--- Given data ---
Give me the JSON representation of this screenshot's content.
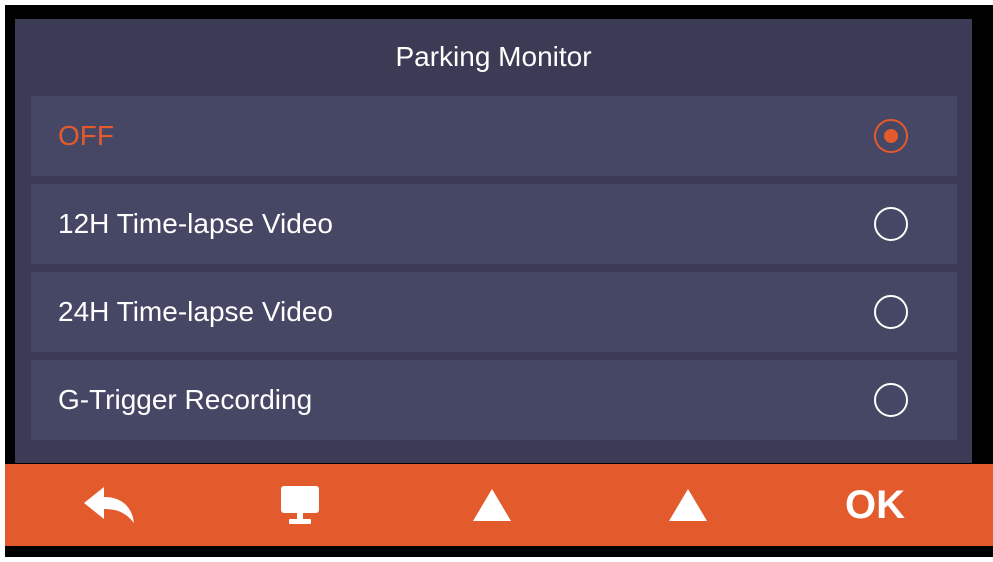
{
  "screen": {
    "title": "Parking Monitor"
  },
  "options": [
    {
      "label": "OFF",
      "selected": true
    },
    {
      "label": "12H Time-lapse Video",
      "selected": false
    },
    {
      "label": "24H Time-lapse Video",
      "selected": false
    },
    {
      "label": "G-Trigger Recording",
      "selected": false
    }
  ],
  "toolbar": {
    "back_icon": "back-arrow-icon",
    "menu_icon": "monitor-icon",
    "up_icon": "triangle-up-icon",
    "down_icon": "triangle-up-icon",
    "ok_label": "OK"
  },
  "colors": {
    "accent": "#e35b2c",
    "screen_bg": "#3b3b55",
    "row_bg": "#464665",
    "text": "#ffffff"
  }
}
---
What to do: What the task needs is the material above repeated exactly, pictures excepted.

Task response:
Give me the JSON representation of this screenshot's content.
{
  "screen": {
    "title": "Parking Monitor"
  },
  "options": [
    {
      "label": "OFF",
      "selected": true
    },
    {
      "label": "12H Time-lapse Video",
      "selected": false
    },
    {
      "label": "24H Time-lapse Video",
      "selected": false
    },
    {
      "label": "G-Trigger Recording",
      "selected": false
    }
  ],
  "toolbar": {
    "back_icon": "back-arrow-icon",
    "menu_icon": "monitor-icon",
    "up_icon": "triangle-up-icon",
    "down_icon": "triangle-up-icon",
    "ok_label": "OK"
  },
  "colors": {
    "accent": "#e35b2c",
    "screen_bg": "#3b3b55",
    "row_bg": "#464665",
    "text": "#ffffff"
  }
}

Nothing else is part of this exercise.